#### EXTRACTED MATERIAL ####

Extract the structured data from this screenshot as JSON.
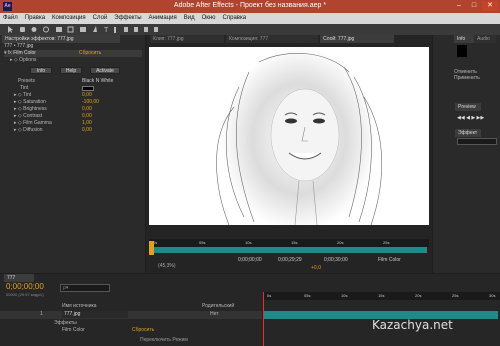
{
  "window": {
    "title": "Adobe After Effects - Проект без названия.aep *",
    "logo": "Ae"
  },
  "menu": [
    "Файл",
    "Правка",
    "Композиция",
    "Слой",
    "Эффекты",
    "Анимация",
    "Вид",
    "Окно",
    "Справка"
  ],
  "effects_panel": {
    "tab_label": "Настройки эффектов: 777.jpg",
    "header": "777 • 777.jpg",
    "effect_name": "Film Color",
    "reset_label": "Сбросить",
    "options_label": "Options",
    "buttons": [
      "Info",
      "Help",
      "Activate"
    ],
    "presets_label": "Presets",
    "presets_value": "Black N White",
    "tint_label": "Tint",
    "params": [
      {
        "name": "Tint",
        "value": "0,00"
      },
      {
        "name": "Saturation",
        "value": "-100,00"
      },
      {
        "name": "Brightness",
        "value": "0,00"
      },
      {
        "name": "Contrast",
        "value": "0,00"
      },
      {
        "name": "Film Gamma",
        "value": "1,00"
      },
      {
        "name": "Diffusion",
        "value": "0,00"
      }
    ]
  },
  "viewer": {
    "tabs": [
      "Клип: 777.jpg",
      "Композиция: 777",
      "Слой: 777.jpg"
    ],
    "ruler_ticks": [
      "0s",
      "05s",
      "10s",
      "15s",
      "20s",
      "25s"
    ],
    "controls": {
      "zoom": "(45,3%)",
      "time": "0;00;00;00",
      "duration": "0;00;29;29",
      "delta": "0;00;30;00",
      "view": "Film Color",
      "offset": "+0,0"
    }
  },
  "right_panel": {
    "info_tab": "Info",
    "audio_tab": "Audio",
    "undo_label": "Отменить",
    "apply_label": "Применить",
    "preview_tab": "Preview",
    "effects_tab": "Эффект"
  },
  "timeline": {
    "tab": "777",
    "time": "0;00;00;00",
    "fps": "00000 (29.97 кадр/с)",
    "search_placeholder": "ρ▾",
    "columns": {
      "name": "Имя источника",
      "parent": "Родительский"
    },
    "layer_num": "1",
    "layer_name": "777.jpg",
    "parent_value": "Нет",
    "effects_label": "Эффекты",
    "effect_row": "Film Color",
    "effect_reset": "Сбросить",
    "switch_label": "Переключить Режим",
    "ruler_ticks": [
      "0s",
      "05s",
      "10s",
      "15s",
      "20s",
      "25s",
      "30s"
    ]
  },
  "watermark": "Kazachya.net",
  "colors": {
    "titlebar": "#b0442f",
    "accent": "#e0a020",
    "timeline_bar": "#1f8a8a"
  }
}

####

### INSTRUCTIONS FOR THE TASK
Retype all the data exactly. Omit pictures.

### PROBLEM SOLUTION
Extract the structured data from this screenshot as JSON.
{
  "window": {
    "title": "Adobe After Effects - Проект без названия.aep *",
    "logo": "Ae"
  },
  "menu": [
    "Файл",
    "Правка",
    "Композиция",
    "Слой",
    "Эффекты",
    "Анимация",
    "Вид",
    "Окно",
    "Справка"
  ],
  "effects_panel": {
    "tab_label": "Настройки эффектов: 777.jpg",
    "header": "777 • 777.jpg",
    "effect_name": "Film Color",
    "reset_label": "Сбросить",
    "options_label": "Options",
    "buttons": [
      "Info",
      "Help",
      "Activate"
    ],
    "presets_label": "Presets",
    "presets_value": "Black N White",
    "tint_label": "Tint",
    "params": [
      {
        "name": "Tint",
        "value": "0,00"
      },
      {
        "name": "Saturation",
        "value": "-100,00"
      },
      {
        "name": "Brightness",
        "value": "0,00"
      },
      {
        "name": "Contrast",
        "value": "0,00"
      },
      {
        "name": "Film Gamma",
        "value": "1,00"
      },
      {
        "name": "Diffusion",
        "value": "0,00"
      }
    ]
  },
  "viewer": {
    "tabs": [
      "Клип: 777.jpg",
      "Композиция: 777",
      "Слой: 777.jpg"
    ],
    "ruler_ticks": [
      "0s",
      "05s",
      "10s",
      "15s",
      "20s",
      "25s"
    ],
    "controls": {
      "zoom": "(45,3%)",
      "time": "0;00;00;00",
      "duration": "0;00;29;29",
      "delta": "0;00;30;00",
      "view": "Film Color",
      "offset": "+0,0"
    }
  },
  "right_panel": {
    "info_tab": "Info",
    "audio_tab": "Audio",
    "undo_label": "Отменить",
    "apply_label": "Применить",
    "preview_tab": "Preview",
    "effects_tab": "Эффект"
  },
  "timeline": {
    "tab": "777",
    "time": "0;00;00;00",
    "fps": "00000 (29.97 кадр/с)",
    "search_placeholder": "ρ▾",
    "columns": {
      "name": "Имя источника",
      "parent": "Родительский"
    },
    "layer_num": "1",
    "layer_name": "777.jpg",
    "parent_value": "Нет",
    "effects_label": "Эффекты",
    "effect_row": "Film Color",
    "effect_reset": "Сбросить",
    "switch_label": "Переключить Режим",
    "ruler_ticks": [
      "0s",
      "05s",
      "10s",
      "15s",
      "20s",
      "25s",
      "30s"
    ]
  },
  "watermark": "Kazachya.net",
  "colors": {
    "titlebar": "#b0442f",
    "accent": "#e0a020",
    "timeline_bar": "#1f8a8a"
  }
}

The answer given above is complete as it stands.